## EXERCISE REQUIREMENTS
For the word "this", count the lines in the records below that include it and give only that number.

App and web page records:
┌──

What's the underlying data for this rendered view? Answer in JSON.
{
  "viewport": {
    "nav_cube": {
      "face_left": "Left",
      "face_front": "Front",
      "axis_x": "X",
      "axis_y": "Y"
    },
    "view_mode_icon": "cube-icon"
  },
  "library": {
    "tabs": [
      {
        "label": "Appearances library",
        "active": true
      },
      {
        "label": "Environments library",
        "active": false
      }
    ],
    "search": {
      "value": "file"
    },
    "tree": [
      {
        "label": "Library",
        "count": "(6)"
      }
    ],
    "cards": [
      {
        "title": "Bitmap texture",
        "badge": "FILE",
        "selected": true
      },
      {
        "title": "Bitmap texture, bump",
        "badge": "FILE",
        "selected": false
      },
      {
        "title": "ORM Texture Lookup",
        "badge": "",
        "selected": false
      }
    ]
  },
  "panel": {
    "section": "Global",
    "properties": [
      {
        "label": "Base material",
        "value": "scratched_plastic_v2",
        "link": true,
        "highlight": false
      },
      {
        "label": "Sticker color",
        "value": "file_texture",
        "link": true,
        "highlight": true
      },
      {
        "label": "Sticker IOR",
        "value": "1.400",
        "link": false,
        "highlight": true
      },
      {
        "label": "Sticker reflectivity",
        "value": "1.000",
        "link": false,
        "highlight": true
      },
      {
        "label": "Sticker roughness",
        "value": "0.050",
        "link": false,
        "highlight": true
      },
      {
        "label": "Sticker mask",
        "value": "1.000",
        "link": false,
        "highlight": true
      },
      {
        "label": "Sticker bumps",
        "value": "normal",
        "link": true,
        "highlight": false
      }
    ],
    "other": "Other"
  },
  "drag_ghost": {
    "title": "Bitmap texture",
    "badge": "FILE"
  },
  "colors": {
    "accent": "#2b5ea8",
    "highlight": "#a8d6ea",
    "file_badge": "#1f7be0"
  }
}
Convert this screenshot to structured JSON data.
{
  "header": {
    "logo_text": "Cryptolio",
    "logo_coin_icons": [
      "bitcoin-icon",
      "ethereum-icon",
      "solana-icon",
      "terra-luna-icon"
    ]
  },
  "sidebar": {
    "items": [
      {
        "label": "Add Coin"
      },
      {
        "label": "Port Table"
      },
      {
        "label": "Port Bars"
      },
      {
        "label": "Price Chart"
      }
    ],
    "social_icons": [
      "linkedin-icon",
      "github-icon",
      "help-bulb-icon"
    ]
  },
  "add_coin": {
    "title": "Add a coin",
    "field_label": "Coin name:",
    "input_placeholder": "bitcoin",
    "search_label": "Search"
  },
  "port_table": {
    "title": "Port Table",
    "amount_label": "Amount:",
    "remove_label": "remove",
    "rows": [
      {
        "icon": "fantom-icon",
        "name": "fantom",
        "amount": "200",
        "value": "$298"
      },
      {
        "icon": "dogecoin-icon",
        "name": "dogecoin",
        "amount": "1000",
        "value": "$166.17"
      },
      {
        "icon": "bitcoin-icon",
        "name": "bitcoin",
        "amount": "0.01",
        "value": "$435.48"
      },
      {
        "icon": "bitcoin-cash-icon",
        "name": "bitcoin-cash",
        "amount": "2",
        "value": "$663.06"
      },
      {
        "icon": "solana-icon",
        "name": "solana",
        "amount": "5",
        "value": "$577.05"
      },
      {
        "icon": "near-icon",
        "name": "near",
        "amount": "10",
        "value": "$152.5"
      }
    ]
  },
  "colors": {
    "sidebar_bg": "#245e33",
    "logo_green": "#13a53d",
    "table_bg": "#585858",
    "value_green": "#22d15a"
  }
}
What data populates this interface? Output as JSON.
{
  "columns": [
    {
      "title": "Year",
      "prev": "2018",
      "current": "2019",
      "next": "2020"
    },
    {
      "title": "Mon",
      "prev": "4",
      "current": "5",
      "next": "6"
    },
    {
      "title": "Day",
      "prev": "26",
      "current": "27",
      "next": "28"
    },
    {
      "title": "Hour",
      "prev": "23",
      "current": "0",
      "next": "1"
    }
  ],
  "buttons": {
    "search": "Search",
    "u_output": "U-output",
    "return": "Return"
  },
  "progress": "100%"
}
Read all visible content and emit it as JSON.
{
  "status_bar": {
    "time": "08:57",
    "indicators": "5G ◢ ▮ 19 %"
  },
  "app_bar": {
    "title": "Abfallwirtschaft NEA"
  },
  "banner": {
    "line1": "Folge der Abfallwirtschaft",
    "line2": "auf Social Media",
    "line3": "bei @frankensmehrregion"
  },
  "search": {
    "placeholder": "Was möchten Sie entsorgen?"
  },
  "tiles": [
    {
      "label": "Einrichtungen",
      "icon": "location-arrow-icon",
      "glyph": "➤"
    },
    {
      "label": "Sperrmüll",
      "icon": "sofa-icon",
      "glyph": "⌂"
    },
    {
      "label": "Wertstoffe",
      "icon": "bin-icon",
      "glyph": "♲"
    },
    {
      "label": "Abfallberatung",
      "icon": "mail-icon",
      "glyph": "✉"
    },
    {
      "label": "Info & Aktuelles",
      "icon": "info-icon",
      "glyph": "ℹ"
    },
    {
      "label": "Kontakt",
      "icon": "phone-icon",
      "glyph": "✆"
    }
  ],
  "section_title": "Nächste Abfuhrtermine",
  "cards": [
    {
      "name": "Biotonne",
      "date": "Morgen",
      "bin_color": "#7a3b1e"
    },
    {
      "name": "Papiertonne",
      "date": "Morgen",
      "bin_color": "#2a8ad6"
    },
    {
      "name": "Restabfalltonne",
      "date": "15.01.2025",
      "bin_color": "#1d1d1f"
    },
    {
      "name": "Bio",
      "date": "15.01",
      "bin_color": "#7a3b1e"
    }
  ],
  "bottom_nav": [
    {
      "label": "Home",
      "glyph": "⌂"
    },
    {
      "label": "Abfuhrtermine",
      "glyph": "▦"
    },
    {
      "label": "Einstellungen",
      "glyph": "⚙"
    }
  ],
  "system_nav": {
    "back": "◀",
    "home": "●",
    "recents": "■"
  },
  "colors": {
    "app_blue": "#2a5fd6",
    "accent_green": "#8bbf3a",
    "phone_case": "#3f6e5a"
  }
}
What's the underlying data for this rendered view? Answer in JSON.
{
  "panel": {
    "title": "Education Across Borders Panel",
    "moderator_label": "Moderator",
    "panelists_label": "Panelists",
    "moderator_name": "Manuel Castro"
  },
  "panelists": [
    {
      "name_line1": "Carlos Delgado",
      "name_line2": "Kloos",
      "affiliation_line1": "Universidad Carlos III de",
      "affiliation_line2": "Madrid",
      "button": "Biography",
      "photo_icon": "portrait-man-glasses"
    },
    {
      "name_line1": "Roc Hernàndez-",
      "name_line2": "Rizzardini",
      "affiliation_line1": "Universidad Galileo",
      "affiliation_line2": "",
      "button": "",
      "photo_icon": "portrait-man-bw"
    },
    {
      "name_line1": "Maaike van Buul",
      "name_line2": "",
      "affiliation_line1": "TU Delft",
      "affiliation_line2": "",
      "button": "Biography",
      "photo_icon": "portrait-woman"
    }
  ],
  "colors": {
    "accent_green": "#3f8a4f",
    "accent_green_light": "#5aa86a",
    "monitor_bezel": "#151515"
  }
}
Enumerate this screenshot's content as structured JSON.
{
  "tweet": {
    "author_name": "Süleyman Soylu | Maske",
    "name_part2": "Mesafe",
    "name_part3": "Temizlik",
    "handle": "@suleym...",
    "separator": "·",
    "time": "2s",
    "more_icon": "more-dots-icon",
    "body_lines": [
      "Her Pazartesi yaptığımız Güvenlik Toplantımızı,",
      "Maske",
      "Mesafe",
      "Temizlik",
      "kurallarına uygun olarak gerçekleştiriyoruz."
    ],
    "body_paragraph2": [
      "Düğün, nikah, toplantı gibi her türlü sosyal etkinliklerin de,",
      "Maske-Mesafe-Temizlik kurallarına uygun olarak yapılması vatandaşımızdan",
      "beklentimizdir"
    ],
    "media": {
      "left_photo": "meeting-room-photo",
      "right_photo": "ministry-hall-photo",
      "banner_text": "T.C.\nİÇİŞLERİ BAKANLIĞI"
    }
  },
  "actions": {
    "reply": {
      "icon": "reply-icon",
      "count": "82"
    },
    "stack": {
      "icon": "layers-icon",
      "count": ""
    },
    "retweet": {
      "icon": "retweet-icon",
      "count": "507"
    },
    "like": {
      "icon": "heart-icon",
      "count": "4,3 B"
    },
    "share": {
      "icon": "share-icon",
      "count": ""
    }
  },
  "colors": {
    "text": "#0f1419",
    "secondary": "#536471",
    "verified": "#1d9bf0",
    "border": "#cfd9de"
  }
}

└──

## TASK OUTPUT
5